If you think you're feeding a well-balanced ration but are disappointed in your herd's production, ash could be the culprit.

Ash is one of the most difficult ration components to get a handle on, yet it can lurk in the background as a chronic cause of unrealized performance. It's a necessary and normal part of any ration, but the total ash content must be kept within a healthy range. Exactly what that range is, however, is debatable.

What is ash? It's the total mineral content of a ration, including unnecessary mineral debris, normal mineral content of forages, and mineral supplements. If total ash content is excessive, feeds laden with soil or excessive mineral supplements may be the problem.

Both the normal ash content of a TMR and of legume-grass forages is close to 7%, according to Pat Hoffman, extension dairy scientist at the University of Wisconsin Marshfield Ag Research Station. Ash content of corn silage is about 4-5%, and a typical vitamin-mineral packet is 90-100% ash.

A range of 6-9% total ash in the ration is probably a good benchmark to use, says Hoffman, but no one quite knows for sure what range is safe. What scientists do know is that for each 1% increase in the total ash content, the TDN content of a ration drops 1%.

It's not uncommon to find TMRs with ash contents greater than 15% during lab analysis. “A TMR with 16% ash means there's a lot of potential soil contamination going on,” says Hoffman.

A lot of feed companies guarantee a maximum ash content, says nutritionist Mark Aseltine, Atascadero, CA. When balancing a ration for a client, Aseltine pays little attention to ash.

“Excessive ash is really an issue that needs to be taken care of on the farm,” he says.

As long as the individual feedstuffs don't exceed their ash maximums, total ash should not be a problem. Inspecting loads of forages for dirt and other debris and rejecting contaminated loads is the first safeguard a dairy can take against too much ash.

For large dairies taking frequent feed-ingredient deliveries, that can be a daily chore.

Some feeds are naturally dirtier than others. For instance, almond hulls tend to be dirty because of the way they're harvested and thus need to be inspected more closely. If producers visually inspect purchased forages when they're delivered, store them properly and handle them correctly when mixing and feeding, ash shouldn't be excessive.

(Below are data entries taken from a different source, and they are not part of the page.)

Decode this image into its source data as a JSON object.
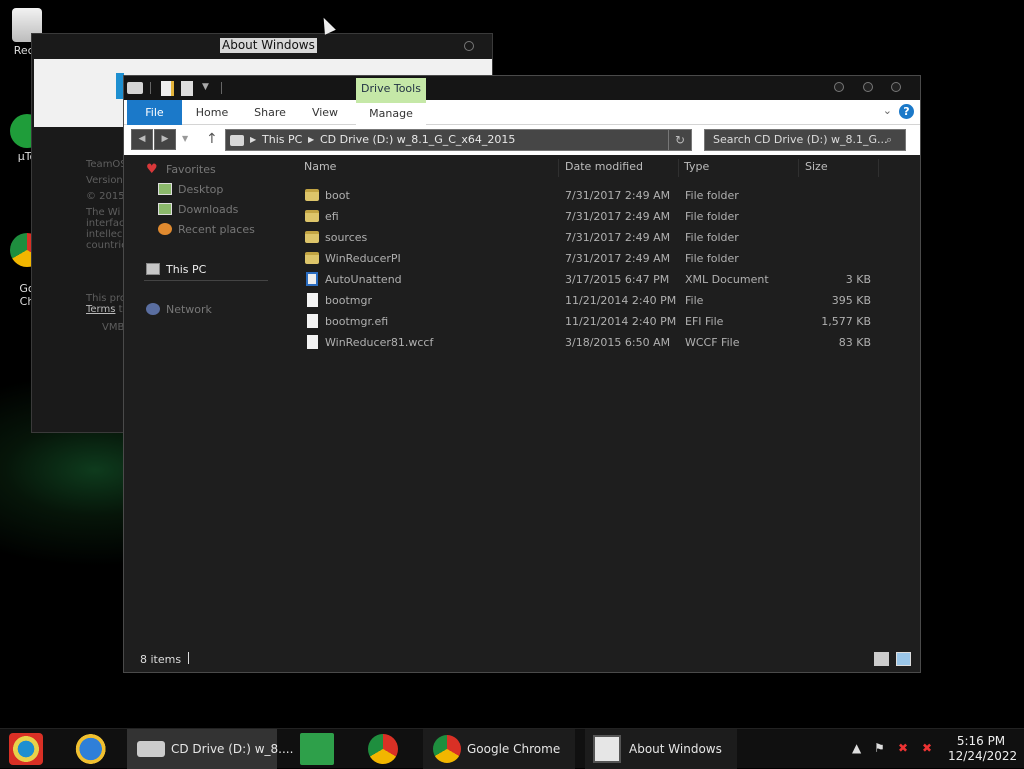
{
  "desktop": {
    "icons": [
      {
        "label": "Recy",
        "icon": "recycle-bin-icon"
      },
      {
        "label": "µTo",
        "icon": "utorrent-icon"
      },
      {
        "label": "Go\nCh",
        "icon": "google-chrome-icon"
      }
    ]
  },
  "about_window": {
    "title": "About Windows",
    "lines": [
      "TeamOS",
      "Version",
      "© 2015",
      "The Wi",
      "interfac",
      "intellec",
      "countrie"
    ],
    "license_line": "This pro",
    "terms": "Terms",
    "terms_after": " t",
    "vmb": "VMB"
  },
  "explorer": {
    "contextual_tab": "Drive Tools",
    "ribbon_tabs": [
      "File",
      "Home",
      "Share",
      "View",
      "Manage"
    ],
    "help": "?",
    "address": {
      "crumbs": [
        "This PC",
        "CD Drive (D:) w_8.1_G_C_x64_2015"
      ]
    },
    "search_placeholder": "Search CD Drive (D:) w_8.1_G...",
    "nav_pane": {
      "favorites": "Favorites",
      "favorites_items": [
        "Desktop",
        "Downloads",
        "Recent places"
      ],
      "this_pc": "This PC",
      "network": "Network"
    },
    "columns": [
      "Name",
      "Date modified",
      "Type",
      "Size"
    ],
    "files": [
      {
        "name": "boot",
        "date": "7/31/2017 2:49 AM",
        "type": "File folder",
        "size": "",
        "icon": "folder"
      },
      {
        "name": "efi",
        "date": "7/31/2017 2:49 AM",
        "type": "File folder",
        "size": "",
        "icon": "folder"
      },
      {
        "name": "sources",
        "date": "7/31/2017 2:49 AM",
        "type": "File folder",
        "size": "",
        "icon": "folder"
      },
      {
        "name": "WinReducerPI",
        "date": "7/31/2017 2:49 AM",
        "type": "File folder",
        "size": "",
        "icon": "folder"
      },
      {
        "name": "AutoUnattend",
        "date": "3/17/2015 6:47 PM",
        "type": "XML Document",
        "size": "3 KB",
        "icon": "xml"
      },
      {
        "name": "bootmgr",
        "date": "11/21/2014 2:40 PM",
        "type": "File",
        "size": "395 KB",
        "icon": "file"
      },
      {
        "name": "bootmgr.efi",
        "date": "11/21/2014 2:40 PM",
        "type": "EFI File",
        "size": "1,577 KB",
        "icon": "file"
      },
      {
        "name": "WinReducer81.wccf",
        "date": "3/18/2015 6:50 AM",
        "type": "WCCF File",
        "size": "83 KB",
        "icon": "file"
      }
    ],
    "status": "8 items"
  },
  "taskbar": {
    "apps": [
      {
        "label": "CD Drive (D:) w_8....",
        "icon": "drive-icon"
      },
      {
        "label": "Google Chrome",
        "icon": "chrome-icon"
      },
      {
        "label": "About Windows",
        "icon": "about-window-icon"
      }
    ],
    "clock_time": "5:16 PM",
    "clock_date": "12/24/2022"
  },
  "colors": {
    "accent": "#1b79c9",
    "drive_tools": "#c5e8a7",
    "folder": "#ddc56a"
  }
}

For those who grow forages, problems can occur at any step in the process. For instance, using sand-laden manure between cuttings can elevate the ash content of the harvested crop, Hoffman notes. So can storing forages on earthen bases or dragging soil into bunkers and piles when feeding.

Once a feed is contaminated with sand, soil or excess minerals, not much can be done, he says.

If it's purchased, send it back, says Aseltine. If it's home-grown, feed it in small quantities to keep total ash at a reasonable level, or feed it to dry cows.